In light of this week’s Paris Air Show, we’re preparing for the next generation of commercial aircraft programs with a new special edition collaboration from Modern Machine Shop, Additive Manufacturing and CompositesWorld.
Contributing Editor, CompositesWorld
The HemiPleat FR Carbon dust collector filter from Camfil Air Pollution Control (APC) combines flame-retardant and conductive properties in a single filter designed to offer long service life and energy-efficient performance.
This manufacturer uses a software tool to tailor the machining program to the location and orientation of each contoured part.

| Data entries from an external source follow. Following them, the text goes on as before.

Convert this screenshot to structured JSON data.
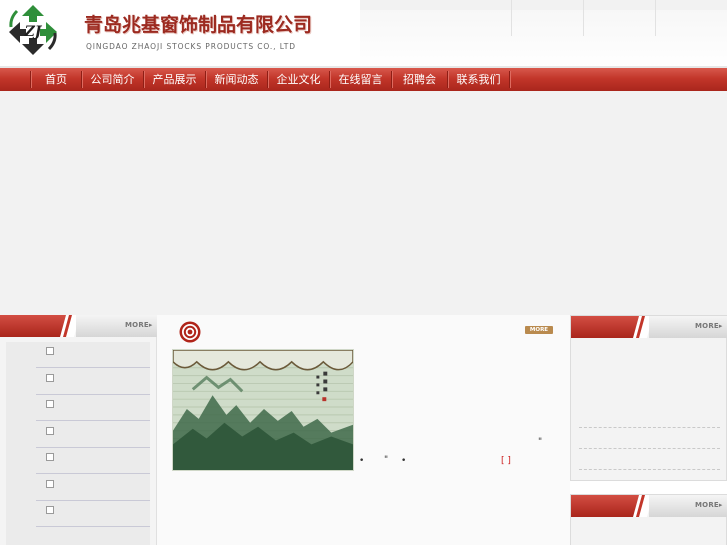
{
  "header": {
    "company_name": "青岛兆基窗饰制品有限公司",
    "company_name_en": "QINGDAO ZHAOJI STOCKS PRODUCTS CO., LTD",
    "logo_text": "ZJ",
    "colors": {
      "brand_red": "#c2362a",
      "logo_green": "#2f8f3a"
    }
  },
  "nav": {
    "items": [
      {
        "label": "首页"
      },
      {
        "label": "公司简介"
      },
      {
        "label": "产品展示"
      },
      {
        "label": "新闻动态"
      },
      {
        "label": "企业文化"
      },
      {
        "label": "在线留言"
      },
      {
        "label": "招聘会"
      },
      {
        "label": "联系我们"
      }
    ]
  },
  "left_panel": {
    "more_label": "MORE",
    "categories": [
      "",
      "",
      "",
      "",
      "",
      "",
      ""
    ]
  },
  "center": {
    "more_label": "MORE",
    "intro": {
      "quote_mark": "\"",
      "mark_a": "•",
      "mark_b": "\"",
      "mark_c": "•",
      "more_link": "[ ]"
    },
    "image_alt_icon": "landscape-painting-image"
  },
  "right_panel": {
    "more_label_1": "MORE",
    "more_label_2": "MORE"
  }
}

Large machine travels, long machining cycles and changing aircraft manufacturing precision demands necessitated a non-contact approach to machine-tool position feedback.
A composite parts manufacturer in Nebraska recently installed a combined five-axis waterjet/milling machine to position itself to win large-scale aerospace work it sees on the horizon.
By adding a five-axis waterjet/milling machine, its biggest autoclave and a more expansive lay-up room, Royal Engineered Composites is positioning itself to win larger-scale aerospace work it sees on the horizon.
The future does not come in a straight line. Multiple factors affect one another and the final outcome. My prediction that machine shops would see more composites is playing out, but I missed an important means by which this would happen.
Editor-in-Chief, Modern Machine Shop
Replacing steel with carbon fiber composites yields promising results.
A recent conference highlighted composites milling equipment as well as a new seven-axis fiber-placement machine specifically designed for the tricky material used to create critical F-35 components.
The potential benefits of using waterjet technology to produce parts or part features smaller than 300 microns are compelling. Developers and researchers are getting close to breaking the barriers that stand in the way of micromachining in the 150- to 200-micron range and below.
Starting early next year, Boeing South Carolina will mill and drill composite fuselage sections for the 787 Dreamliner through cryogenic machining.
This process combines sandblasting and photolithography to enable fast machining of multiple, accurate features into composites.
Lockheed Martin’s precision machining of composite skin sections for the F-35 provides part of the reason why this plane saves money for U.S. taxpayers. That machining makes the plane compelling in ways that have led other countries to take up some of the cost. Here is a look at a high-value, highly engineered machining process for the Joint Strike Fighter aircraft.